The force of the reaction against nuclear arms control in the second Reagan administration raises a troubling question: did the Cold War arms race actually end, or have we merely sat through a 30-year intermission? Nuclear arms control is not just stuck in neutral, it is shifting into reverse, worldwide. Every nuclear-weapon state is now modernizing its arsenal. According to the Arms Control Association, the United States alone is set to spend approximately $1.7 trillion by 2046 on new bombs, missiles, bombers, submarines and related systems.
Thirty-one years after Reagan and Gorbachev initialed the INF Treaty, Donald Trump and national security adviser John Bolton look to have issued its death warrant. If they allow the New START Treaty with Russia to expire without a replacement on February 5, 2021, the U.S. and Russian arsenals will be ungoverned by international agreement for the first time since November 1972. Reagan’s willingness to break with the verities of the Cold War and, above all, to elevate his moral rejection of mutual assured destruction above military-industrial demands, threatened the national security establishment’s worldview and its post-World War II status. Until our defense leaders question why arguably the securest nation in world history is consumed by military superiority, any president will struggle to rein in the natural tendencies of states to arm themselves and for other states to arms themselves in kind.

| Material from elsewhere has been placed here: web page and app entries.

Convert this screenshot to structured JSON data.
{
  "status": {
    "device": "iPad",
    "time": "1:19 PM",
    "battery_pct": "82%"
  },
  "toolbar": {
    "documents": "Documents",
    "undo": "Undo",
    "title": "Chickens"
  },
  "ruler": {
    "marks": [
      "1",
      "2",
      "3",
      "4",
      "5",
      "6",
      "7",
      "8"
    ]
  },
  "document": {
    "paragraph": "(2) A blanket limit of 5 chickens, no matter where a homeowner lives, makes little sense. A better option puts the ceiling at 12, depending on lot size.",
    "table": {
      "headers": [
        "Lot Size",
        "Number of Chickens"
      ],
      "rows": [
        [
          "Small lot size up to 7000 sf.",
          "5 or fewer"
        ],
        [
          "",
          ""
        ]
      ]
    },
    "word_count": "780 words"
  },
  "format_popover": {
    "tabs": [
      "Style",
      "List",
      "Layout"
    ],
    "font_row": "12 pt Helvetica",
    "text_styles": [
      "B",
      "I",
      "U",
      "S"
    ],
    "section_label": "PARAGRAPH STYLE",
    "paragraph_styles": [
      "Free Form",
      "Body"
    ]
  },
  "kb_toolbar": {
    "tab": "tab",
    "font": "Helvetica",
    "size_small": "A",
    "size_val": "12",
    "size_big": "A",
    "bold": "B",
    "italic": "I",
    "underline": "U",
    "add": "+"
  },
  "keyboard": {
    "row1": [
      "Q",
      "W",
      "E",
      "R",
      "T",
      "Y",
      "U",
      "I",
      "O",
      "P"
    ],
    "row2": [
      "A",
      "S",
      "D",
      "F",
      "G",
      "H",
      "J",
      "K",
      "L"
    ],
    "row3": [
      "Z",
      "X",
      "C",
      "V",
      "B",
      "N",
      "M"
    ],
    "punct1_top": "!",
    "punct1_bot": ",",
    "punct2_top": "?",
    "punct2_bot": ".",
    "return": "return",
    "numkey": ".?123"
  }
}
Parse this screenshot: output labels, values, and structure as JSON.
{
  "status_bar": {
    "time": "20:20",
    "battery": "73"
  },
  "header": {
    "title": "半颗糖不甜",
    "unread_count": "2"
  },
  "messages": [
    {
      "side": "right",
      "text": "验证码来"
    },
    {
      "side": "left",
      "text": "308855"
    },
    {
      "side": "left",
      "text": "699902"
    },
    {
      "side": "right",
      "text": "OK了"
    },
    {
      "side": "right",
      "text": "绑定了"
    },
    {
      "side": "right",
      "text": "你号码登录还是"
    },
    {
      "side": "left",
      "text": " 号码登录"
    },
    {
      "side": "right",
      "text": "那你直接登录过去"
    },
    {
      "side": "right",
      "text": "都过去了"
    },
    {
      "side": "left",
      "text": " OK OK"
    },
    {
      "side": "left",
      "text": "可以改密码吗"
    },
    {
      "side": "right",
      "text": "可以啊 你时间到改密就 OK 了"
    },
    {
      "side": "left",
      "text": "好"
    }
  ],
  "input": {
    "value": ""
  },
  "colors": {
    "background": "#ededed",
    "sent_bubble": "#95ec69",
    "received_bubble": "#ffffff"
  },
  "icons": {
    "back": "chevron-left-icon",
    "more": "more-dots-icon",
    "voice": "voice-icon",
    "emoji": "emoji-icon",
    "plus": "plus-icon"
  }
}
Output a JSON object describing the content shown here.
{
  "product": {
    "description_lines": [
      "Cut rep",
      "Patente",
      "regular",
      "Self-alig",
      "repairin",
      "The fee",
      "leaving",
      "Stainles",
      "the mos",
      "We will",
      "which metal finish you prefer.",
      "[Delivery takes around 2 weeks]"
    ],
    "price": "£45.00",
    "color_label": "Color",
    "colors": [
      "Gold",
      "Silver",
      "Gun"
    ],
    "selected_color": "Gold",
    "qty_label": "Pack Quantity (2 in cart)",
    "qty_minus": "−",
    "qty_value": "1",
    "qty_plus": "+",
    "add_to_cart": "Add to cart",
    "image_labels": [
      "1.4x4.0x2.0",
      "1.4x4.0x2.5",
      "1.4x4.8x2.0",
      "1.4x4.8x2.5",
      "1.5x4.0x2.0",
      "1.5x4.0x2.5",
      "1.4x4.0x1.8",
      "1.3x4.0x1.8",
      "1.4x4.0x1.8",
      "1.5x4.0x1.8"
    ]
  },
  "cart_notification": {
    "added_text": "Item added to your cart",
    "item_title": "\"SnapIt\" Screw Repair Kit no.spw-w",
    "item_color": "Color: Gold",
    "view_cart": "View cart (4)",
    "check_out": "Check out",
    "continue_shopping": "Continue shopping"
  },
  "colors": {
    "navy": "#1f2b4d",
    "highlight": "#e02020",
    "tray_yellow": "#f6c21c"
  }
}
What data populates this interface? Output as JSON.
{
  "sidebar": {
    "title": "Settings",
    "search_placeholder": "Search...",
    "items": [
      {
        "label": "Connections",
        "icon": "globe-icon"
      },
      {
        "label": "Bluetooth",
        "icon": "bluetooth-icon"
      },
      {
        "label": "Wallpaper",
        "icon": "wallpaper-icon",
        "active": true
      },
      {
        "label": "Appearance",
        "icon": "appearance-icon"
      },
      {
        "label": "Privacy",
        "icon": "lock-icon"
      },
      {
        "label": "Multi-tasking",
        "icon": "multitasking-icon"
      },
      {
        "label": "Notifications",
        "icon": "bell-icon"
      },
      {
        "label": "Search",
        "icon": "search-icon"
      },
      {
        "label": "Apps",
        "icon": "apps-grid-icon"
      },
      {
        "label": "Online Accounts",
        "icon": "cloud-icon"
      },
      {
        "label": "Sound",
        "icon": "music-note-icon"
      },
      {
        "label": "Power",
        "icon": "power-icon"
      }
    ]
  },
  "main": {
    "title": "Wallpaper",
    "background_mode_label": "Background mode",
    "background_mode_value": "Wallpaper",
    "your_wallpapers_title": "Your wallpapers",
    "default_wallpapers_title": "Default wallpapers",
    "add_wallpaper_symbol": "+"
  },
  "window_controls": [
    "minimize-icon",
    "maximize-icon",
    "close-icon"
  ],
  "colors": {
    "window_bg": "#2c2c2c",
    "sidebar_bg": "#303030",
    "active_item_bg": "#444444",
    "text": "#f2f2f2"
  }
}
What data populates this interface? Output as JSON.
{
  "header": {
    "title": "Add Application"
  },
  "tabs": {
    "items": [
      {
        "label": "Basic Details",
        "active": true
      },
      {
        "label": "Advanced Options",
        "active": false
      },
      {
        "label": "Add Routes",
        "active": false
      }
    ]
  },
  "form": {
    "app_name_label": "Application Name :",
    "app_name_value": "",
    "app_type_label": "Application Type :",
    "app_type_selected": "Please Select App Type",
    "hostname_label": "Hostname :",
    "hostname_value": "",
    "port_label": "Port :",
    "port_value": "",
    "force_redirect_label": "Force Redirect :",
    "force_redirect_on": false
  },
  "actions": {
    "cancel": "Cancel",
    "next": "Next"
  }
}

To break that vicious cycle requires more than wise leaders, even those as transformative and surprising as Mikhail Gorbachev and Ronald Reagan. It requires a broader change in how the American people and their defenders think and talk about national security.
This post has been updated.